Interface dataset entries:
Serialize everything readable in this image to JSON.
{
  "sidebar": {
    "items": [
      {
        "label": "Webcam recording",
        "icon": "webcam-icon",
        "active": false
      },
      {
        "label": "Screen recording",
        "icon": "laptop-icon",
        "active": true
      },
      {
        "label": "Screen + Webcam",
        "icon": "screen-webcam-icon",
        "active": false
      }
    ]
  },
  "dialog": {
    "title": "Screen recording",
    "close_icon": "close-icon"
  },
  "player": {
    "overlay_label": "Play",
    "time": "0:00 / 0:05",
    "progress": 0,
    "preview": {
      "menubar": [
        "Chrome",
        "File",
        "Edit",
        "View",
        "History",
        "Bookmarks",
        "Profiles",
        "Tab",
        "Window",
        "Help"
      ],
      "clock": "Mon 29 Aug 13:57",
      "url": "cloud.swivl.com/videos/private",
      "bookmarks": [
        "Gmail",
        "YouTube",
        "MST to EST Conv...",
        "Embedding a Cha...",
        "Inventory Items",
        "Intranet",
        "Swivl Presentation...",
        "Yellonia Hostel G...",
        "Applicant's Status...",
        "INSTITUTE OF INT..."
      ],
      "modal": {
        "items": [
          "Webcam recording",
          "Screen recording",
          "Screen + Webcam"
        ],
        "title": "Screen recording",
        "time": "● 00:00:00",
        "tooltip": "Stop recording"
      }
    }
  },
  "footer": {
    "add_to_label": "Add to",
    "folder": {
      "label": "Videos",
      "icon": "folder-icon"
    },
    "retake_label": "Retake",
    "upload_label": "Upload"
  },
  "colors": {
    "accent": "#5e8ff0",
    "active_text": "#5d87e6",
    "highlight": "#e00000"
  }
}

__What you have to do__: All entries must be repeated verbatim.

__Finished exercise__:
Serialize everything readable in this image to JSON.
{
  "sidebar": {
    "items": [
      {
        "label": "Webcam recording",
        "icon": "webcam-icon",
        "active": false
      },
      {
        "label": "Screen recording",
        "icon": "laptop-icon",
        "active": true
      },
      {
        "label": "Screen + Webcam",
        "icon": "screen-webcam-icon",
        "active": false
      }
    ]
  },
  "dialog": {
    "title": "Screen recording",
    "close_icon": "close-icon"
  },
  "player": {
    "overlay_label": "Play",
    "time": "0:00 / 0:05",
    "progress": 0,
    "preview": {
      "menubar": [
        "Chrome",
        "File",
        "Edit",
        "View",
        "History",
        "Bookmarks",
        "Profiles",
        "Tab",
        "Window",
        "Help"
      ],
      "clock": "Mon 29 Aug 13:57",
      "url": "cloud.swivl.com/videos/private",
      "bookmarks": [
        "Gmail",
        "YouTube",
        "MST to EST Conv...",
        "Embedding a Cha...",
        "Inventory Items",
        "Intranet",
        "Swivl Presentation...",
        "Yellonia Hostel G...",
        "Applicant's Status...",
        "INSTITUTE OF INT..."
      ],
      "modal": {
        "items": [
          "Webcam recording",
          "Screen recording",
          "Screen + Webcam"
        ],
        "title": "Screen recording",
        "time": "● 00:00:00",
        "tooltip": "Stop recording"
      }
    }
  },
  "footer": {
    "add_to_label": "Add to",
    "folder": {
      "label": "Videos",
      "icon": "folder-icon"
    },
    "retake_label": "Retake",
    "upload_label": "Upload"
  },
  "colors": {
    "accent": "#5e8ff0",
    "active_text": "#5d87e6",
    "highlight": "#e00000"
  }
}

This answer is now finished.